** Work required **
Search term "this": please copy every line of the records below that contains it.
────────────────────
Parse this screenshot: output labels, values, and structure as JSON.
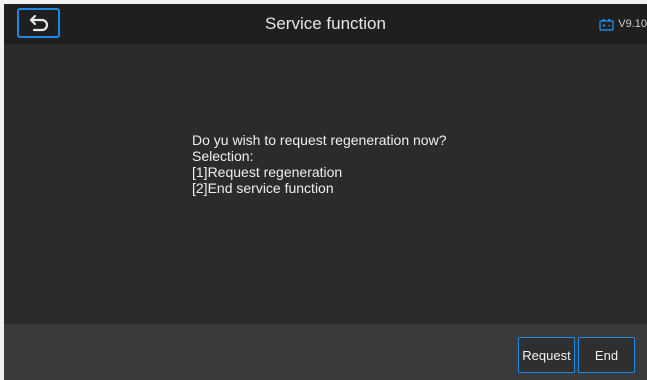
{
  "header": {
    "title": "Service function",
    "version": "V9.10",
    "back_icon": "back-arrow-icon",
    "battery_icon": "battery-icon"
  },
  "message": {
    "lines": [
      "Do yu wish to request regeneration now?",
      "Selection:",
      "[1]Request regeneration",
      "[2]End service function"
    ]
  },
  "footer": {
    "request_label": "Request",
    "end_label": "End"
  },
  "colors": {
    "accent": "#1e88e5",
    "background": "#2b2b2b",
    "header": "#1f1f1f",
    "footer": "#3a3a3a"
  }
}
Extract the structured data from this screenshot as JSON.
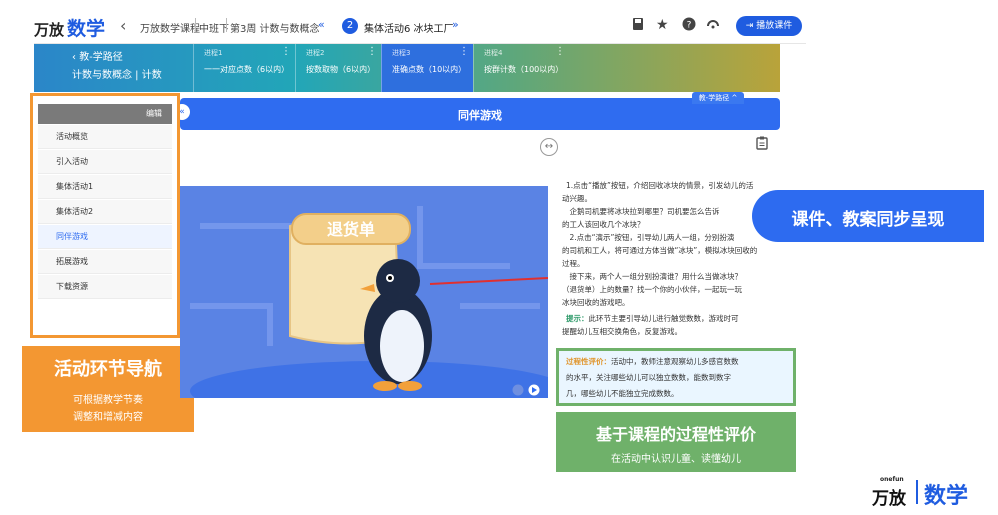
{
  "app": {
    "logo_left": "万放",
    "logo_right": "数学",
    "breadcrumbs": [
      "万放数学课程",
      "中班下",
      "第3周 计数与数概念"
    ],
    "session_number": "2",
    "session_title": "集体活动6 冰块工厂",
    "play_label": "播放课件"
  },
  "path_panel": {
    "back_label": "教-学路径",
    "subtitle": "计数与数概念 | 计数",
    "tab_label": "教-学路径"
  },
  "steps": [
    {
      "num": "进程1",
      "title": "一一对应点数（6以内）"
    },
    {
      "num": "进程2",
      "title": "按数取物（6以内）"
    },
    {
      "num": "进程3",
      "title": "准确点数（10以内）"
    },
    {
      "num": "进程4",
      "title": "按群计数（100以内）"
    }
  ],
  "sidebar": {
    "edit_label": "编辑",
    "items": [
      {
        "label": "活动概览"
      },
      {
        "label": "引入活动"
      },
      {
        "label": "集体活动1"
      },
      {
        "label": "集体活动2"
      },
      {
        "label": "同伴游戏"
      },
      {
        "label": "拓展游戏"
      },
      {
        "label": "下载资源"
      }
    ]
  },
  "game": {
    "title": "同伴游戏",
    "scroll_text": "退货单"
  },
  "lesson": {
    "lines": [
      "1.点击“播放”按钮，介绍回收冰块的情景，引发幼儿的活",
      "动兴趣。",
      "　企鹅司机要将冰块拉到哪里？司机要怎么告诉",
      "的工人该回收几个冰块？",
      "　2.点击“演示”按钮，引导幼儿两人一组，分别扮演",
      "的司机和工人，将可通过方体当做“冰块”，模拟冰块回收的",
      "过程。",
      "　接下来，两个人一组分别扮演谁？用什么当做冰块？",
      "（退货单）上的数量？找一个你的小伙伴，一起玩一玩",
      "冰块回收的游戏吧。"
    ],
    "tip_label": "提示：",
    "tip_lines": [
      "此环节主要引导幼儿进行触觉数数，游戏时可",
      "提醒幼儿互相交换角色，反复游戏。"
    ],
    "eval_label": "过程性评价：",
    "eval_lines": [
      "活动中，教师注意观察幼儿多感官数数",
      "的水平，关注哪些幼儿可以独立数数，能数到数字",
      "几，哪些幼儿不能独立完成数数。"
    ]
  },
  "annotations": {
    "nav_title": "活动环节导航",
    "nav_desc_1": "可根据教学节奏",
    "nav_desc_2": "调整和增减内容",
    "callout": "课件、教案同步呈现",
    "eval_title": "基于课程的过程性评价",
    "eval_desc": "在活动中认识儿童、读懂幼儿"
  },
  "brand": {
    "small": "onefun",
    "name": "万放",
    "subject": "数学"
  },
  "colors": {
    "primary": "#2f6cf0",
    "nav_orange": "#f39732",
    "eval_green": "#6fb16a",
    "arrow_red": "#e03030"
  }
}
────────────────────
** Response **
Parse this screenshot: output labels, values, and structure as JSON.
Extract the structured data from this screenshot as JSON.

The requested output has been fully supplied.